Instructions to follow
Each line in the entries below that holds the string "transfer" is to be listed.

══ Provided data ══

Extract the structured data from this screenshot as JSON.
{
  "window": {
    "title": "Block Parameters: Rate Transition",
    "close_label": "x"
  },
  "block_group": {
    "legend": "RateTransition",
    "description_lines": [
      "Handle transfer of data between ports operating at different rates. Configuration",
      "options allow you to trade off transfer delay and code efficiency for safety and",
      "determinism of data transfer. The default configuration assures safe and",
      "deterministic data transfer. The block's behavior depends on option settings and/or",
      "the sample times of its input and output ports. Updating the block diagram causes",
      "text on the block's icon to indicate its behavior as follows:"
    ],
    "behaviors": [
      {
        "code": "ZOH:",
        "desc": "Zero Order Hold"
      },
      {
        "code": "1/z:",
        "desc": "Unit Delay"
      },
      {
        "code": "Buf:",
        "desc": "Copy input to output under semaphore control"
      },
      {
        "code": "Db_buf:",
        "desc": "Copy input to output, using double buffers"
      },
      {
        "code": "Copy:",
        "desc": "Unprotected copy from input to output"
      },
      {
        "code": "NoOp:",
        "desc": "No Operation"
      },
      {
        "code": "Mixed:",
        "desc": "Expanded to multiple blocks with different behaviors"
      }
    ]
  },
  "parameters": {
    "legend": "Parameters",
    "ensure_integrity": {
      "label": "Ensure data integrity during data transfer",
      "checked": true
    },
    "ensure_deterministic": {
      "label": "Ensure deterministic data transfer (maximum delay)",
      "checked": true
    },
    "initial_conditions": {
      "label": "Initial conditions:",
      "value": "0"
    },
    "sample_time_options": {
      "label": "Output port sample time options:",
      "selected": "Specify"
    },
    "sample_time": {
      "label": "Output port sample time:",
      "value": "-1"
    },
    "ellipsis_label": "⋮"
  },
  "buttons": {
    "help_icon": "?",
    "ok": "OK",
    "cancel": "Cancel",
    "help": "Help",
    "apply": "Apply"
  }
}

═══
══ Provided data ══

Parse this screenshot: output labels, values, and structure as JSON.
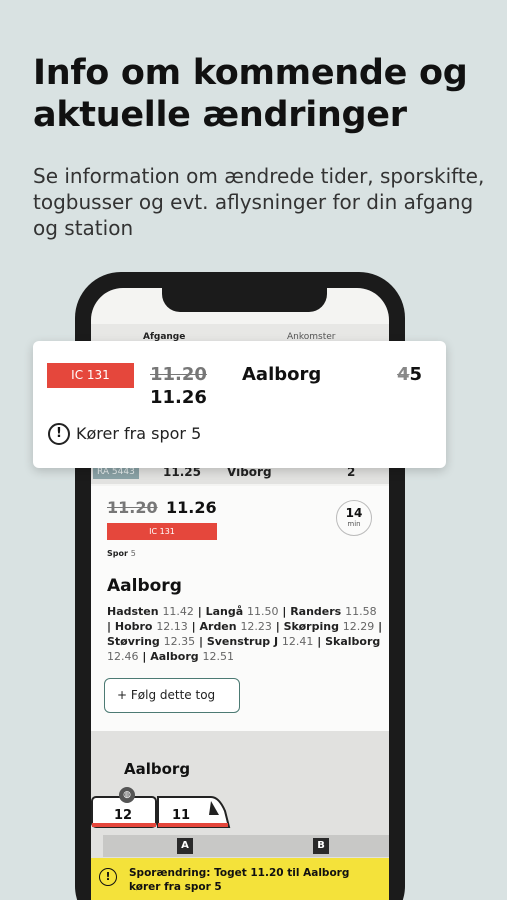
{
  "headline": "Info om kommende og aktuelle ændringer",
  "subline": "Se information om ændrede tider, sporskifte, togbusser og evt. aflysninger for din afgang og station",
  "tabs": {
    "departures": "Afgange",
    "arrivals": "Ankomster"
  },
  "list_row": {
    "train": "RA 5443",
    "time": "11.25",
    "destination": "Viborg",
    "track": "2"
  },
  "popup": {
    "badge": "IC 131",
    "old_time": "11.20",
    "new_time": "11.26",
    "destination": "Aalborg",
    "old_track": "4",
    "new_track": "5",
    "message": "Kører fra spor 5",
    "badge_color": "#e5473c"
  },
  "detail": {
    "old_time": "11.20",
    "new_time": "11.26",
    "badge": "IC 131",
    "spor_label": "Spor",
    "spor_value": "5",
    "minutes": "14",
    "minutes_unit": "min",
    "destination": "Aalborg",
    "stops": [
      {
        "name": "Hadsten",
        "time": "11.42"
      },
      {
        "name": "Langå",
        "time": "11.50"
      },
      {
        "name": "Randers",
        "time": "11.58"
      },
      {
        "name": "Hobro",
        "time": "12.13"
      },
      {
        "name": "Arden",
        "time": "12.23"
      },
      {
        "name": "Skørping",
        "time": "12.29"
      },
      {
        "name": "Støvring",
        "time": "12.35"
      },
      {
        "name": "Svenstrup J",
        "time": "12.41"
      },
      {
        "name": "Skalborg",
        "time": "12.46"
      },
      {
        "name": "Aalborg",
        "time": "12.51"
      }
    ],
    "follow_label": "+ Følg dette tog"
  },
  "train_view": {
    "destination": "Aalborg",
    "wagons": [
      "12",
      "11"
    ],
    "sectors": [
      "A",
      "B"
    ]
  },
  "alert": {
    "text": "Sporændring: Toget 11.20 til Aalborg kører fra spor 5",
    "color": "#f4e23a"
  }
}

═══
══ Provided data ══

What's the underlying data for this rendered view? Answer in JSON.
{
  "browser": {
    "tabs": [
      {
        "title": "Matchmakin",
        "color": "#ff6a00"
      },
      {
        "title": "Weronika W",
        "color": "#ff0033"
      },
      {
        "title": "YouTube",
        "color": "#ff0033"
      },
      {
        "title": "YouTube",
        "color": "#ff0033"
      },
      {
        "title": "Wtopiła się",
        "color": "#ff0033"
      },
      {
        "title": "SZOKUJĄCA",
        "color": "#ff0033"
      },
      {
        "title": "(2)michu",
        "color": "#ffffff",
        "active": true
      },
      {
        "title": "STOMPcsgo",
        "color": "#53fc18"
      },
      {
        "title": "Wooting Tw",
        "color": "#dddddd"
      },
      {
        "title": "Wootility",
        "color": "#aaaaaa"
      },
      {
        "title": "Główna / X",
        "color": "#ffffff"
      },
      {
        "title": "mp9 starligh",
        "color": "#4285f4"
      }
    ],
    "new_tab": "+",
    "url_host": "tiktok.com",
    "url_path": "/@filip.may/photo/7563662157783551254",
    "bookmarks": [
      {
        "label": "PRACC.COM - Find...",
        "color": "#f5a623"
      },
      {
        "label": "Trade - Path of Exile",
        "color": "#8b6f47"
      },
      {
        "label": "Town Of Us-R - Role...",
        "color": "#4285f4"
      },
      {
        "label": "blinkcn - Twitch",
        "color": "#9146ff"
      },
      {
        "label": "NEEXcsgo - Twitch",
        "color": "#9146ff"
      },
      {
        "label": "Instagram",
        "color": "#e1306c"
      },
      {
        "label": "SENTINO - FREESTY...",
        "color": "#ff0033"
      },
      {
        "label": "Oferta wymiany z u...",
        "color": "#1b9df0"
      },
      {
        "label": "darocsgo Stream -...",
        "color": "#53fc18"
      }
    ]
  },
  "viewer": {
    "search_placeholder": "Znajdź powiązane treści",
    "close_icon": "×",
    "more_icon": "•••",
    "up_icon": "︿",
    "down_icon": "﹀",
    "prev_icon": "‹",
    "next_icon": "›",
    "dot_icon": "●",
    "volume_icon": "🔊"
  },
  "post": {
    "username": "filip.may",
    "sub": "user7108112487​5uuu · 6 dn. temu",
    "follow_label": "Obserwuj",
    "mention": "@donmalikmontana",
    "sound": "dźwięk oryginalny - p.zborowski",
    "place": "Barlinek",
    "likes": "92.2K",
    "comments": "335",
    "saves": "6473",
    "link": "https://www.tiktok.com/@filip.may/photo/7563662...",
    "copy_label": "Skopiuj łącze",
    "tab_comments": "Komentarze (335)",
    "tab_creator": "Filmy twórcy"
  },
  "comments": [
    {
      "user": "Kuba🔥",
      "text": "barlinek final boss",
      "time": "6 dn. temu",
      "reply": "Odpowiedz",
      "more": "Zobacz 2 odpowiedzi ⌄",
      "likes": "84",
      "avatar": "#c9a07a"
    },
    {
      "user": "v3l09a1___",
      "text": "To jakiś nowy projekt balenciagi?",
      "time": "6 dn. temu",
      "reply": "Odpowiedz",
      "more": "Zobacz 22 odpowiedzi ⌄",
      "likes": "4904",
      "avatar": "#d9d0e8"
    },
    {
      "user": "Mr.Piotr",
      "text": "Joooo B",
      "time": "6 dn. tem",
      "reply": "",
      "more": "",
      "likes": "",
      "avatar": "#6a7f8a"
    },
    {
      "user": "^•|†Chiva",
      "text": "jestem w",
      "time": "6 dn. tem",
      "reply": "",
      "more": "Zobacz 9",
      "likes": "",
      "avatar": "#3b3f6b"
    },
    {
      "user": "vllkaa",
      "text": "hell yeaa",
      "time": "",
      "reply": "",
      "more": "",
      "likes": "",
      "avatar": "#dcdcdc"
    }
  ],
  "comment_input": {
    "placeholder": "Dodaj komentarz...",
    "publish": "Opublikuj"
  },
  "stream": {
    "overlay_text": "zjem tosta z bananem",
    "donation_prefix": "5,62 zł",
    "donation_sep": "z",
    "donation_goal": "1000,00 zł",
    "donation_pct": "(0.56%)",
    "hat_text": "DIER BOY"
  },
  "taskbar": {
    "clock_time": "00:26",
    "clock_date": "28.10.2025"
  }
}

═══

Exercise output
      "Handle transfer of data between ports operating at different rates. Configuration",
      "options allow you to trade off transfer delay and code efficiency for safety and",
      "determinism of data transfer. The default configuration assures safe and",
      "deterministic data transfer. The block's behavior depends on option settings and/or",
      "label": "Ensure data integrity during data transfer",
      "label": "Ensure deterministic data transfer (maximum delay)",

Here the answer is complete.